information. For instance if some packet is destined for the network
172.16.12.0 then it will be sent to the gateway 172.16.12.2 . The rest of
the headache is to be taken by the later.

A question may be asked over here that how was this routing table
generated?.
The routers have communicated the costs of connecting to their
neighbours to all the other routers. Then the routers have used some or
other shortest path algorithms to determine the routing table for itself.
This communication may be done only once (The first time they are
connected Static Routing), Periodically (At fixed time intervals Dynamic) or in Triggered manner (Whenever there is some change in
the network new router is added or an existing one is removed etc. Triggered).

## Table updating can also be done manually in some routers. However in

a vast network like the internet, we would like automatic configurations.

## Are there any standard methods for

communication between routers?
Yes, of course there are!!!
The simplest method is Flooding
A router sends a copy of its table to its neighbours.
These neighbours update the table accordingly and send it
to their neighbours and this way, all the routers in the
network share their data.
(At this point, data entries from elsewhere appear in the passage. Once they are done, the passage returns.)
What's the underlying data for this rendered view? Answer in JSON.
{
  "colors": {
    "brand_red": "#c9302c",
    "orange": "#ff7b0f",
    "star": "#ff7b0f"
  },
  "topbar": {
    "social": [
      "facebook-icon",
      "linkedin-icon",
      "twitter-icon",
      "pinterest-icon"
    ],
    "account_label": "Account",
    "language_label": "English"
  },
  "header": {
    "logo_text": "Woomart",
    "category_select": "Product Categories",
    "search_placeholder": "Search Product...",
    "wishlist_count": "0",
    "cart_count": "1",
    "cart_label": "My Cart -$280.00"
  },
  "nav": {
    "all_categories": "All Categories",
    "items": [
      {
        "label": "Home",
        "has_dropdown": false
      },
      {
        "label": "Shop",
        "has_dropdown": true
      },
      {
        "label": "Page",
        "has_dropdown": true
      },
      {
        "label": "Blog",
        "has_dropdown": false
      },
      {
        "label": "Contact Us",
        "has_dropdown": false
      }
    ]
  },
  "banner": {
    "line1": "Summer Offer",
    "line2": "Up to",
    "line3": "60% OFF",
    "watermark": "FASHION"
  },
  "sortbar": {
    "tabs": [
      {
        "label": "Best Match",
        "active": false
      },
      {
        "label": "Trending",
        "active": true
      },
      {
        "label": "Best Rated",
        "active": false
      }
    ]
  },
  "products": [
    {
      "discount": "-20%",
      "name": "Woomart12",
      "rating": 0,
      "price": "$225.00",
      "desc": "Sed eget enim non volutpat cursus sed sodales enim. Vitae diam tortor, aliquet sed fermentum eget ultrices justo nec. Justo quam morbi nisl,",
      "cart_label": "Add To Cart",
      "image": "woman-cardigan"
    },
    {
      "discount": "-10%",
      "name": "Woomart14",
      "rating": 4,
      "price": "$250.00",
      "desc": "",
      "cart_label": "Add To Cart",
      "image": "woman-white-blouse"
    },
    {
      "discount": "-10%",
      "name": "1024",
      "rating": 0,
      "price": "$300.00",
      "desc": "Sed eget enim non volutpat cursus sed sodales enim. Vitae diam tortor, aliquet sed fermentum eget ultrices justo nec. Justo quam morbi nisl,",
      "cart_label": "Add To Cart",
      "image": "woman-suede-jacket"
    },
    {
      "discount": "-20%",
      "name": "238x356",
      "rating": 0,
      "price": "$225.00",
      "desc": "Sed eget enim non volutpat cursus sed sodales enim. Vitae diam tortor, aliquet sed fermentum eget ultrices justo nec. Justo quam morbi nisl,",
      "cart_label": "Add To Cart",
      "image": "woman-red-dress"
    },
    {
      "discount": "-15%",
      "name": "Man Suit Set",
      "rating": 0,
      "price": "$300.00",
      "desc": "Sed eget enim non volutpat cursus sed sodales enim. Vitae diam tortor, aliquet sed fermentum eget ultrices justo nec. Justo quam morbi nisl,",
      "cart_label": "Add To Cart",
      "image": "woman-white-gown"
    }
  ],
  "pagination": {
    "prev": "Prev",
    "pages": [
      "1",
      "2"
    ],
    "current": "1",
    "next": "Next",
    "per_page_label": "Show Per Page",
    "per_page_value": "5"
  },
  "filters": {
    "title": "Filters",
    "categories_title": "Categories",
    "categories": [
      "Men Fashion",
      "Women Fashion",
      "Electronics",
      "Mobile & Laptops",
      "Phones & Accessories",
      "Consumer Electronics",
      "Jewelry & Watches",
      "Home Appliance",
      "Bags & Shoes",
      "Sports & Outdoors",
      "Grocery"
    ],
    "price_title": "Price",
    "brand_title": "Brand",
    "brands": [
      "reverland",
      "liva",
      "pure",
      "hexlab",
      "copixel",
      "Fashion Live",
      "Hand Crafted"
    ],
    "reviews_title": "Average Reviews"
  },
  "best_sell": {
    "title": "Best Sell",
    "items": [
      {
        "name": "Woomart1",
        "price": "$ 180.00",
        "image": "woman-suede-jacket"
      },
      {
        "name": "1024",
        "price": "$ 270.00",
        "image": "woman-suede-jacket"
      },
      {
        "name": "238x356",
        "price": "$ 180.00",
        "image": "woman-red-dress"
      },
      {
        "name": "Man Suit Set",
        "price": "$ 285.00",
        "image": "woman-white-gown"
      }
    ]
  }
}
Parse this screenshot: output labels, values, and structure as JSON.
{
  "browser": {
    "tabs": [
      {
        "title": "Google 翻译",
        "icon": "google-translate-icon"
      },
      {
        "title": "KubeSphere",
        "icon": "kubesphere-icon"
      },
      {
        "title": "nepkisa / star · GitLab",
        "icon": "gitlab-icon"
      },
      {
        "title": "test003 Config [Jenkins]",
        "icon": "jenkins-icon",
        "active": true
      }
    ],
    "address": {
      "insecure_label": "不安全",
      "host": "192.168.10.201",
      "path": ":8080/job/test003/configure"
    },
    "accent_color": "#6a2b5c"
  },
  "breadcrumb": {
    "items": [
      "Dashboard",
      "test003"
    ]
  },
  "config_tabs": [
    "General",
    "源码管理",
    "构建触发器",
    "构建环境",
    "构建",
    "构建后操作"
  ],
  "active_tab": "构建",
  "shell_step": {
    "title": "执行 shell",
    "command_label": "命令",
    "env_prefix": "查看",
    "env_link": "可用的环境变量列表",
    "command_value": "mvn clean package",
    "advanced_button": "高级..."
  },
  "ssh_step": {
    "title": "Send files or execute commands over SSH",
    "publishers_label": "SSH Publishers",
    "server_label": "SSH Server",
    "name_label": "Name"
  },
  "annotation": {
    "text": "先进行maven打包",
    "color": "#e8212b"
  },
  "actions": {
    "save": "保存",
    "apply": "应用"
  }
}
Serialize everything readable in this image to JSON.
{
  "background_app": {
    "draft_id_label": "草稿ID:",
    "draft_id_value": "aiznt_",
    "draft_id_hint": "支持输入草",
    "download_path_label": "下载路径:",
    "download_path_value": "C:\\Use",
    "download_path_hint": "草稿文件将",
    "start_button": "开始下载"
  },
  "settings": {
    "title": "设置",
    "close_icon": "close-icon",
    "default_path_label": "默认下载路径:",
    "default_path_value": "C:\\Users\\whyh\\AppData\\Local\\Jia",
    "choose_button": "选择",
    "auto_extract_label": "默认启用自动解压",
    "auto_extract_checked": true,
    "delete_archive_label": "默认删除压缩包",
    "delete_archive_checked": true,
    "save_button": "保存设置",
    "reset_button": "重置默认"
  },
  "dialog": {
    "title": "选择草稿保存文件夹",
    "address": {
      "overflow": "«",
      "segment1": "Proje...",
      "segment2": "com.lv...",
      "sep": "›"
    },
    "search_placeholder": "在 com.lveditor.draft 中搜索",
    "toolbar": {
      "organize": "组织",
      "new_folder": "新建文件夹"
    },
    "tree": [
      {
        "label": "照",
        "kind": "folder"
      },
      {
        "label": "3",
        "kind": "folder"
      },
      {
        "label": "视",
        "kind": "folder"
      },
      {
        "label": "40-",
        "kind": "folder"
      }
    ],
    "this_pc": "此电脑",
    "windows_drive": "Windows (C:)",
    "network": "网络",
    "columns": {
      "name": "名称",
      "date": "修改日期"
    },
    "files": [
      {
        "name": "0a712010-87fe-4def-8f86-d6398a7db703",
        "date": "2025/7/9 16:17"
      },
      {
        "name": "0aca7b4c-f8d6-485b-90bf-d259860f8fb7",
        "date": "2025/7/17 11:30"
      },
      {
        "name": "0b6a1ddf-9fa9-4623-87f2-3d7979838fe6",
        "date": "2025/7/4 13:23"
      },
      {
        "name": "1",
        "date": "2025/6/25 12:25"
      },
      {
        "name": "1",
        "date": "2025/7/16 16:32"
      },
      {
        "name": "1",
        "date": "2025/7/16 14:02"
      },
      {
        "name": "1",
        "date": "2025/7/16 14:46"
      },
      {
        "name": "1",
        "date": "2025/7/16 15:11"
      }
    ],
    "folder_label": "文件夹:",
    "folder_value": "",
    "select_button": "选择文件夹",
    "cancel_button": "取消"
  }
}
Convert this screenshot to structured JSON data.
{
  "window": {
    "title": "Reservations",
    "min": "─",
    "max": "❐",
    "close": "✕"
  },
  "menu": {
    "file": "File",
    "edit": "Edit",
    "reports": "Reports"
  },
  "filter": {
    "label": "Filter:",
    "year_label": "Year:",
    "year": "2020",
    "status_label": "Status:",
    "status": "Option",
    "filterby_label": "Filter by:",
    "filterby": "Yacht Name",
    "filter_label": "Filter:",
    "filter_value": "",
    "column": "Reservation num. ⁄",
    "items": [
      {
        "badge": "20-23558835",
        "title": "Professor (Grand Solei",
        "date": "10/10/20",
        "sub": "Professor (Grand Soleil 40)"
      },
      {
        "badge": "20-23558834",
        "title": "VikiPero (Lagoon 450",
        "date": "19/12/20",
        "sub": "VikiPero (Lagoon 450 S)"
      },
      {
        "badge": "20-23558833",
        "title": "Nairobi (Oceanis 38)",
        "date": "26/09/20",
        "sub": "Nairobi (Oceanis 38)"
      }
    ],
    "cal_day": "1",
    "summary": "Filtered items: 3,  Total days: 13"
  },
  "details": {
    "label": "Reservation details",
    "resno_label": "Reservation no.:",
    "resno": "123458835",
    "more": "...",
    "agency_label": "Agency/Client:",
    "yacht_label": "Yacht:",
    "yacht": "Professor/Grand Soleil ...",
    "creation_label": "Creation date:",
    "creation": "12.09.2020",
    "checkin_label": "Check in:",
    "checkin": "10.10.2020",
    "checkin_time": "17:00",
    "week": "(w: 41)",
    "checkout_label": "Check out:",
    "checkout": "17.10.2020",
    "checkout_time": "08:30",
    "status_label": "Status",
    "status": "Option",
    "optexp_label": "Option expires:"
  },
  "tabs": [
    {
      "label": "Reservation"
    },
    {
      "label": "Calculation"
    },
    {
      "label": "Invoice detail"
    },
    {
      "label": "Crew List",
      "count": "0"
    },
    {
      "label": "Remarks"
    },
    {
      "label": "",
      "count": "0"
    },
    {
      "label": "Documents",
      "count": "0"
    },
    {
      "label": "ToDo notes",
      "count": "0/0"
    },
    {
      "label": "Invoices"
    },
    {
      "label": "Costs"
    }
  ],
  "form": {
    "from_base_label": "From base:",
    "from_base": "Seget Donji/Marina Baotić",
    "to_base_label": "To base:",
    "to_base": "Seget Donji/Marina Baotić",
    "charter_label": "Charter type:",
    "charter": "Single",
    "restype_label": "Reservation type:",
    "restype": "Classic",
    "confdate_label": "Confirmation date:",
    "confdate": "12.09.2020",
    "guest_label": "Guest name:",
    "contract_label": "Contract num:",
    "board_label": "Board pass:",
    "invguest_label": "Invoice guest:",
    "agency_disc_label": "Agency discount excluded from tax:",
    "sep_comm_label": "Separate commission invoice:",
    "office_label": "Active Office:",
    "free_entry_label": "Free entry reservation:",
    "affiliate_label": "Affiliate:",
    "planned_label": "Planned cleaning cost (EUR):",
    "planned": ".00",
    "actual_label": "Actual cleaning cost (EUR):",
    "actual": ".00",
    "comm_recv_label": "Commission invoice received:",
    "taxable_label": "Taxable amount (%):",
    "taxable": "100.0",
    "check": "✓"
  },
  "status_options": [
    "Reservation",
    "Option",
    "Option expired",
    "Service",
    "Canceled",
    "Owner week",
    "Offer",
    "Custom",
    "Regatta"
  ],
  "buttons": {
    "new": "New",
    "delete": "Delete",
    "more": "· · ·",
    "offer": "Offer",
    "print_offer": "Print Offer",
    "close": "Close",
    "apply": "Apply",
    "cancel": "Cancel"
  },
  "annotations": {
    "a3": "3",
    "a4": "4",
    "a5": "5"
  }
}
However this leads in congestion
in the network and leads to multiple copies of the same
data reaching on place.
To avoid this problem, occurring on a periodic basis,
triggered updating schemes are used.
Moreover time stamps are attached with these packets so
that old or already received packets can be rejected.

## There are many protocols that define rules

for the communication between routers.
E.g. RIP, BGP etc.
Two important definitions 1. Routing Protocols The protocols that
govern how the routing should be
managed
2. Routed Protocols The protocols that
govern the data flow.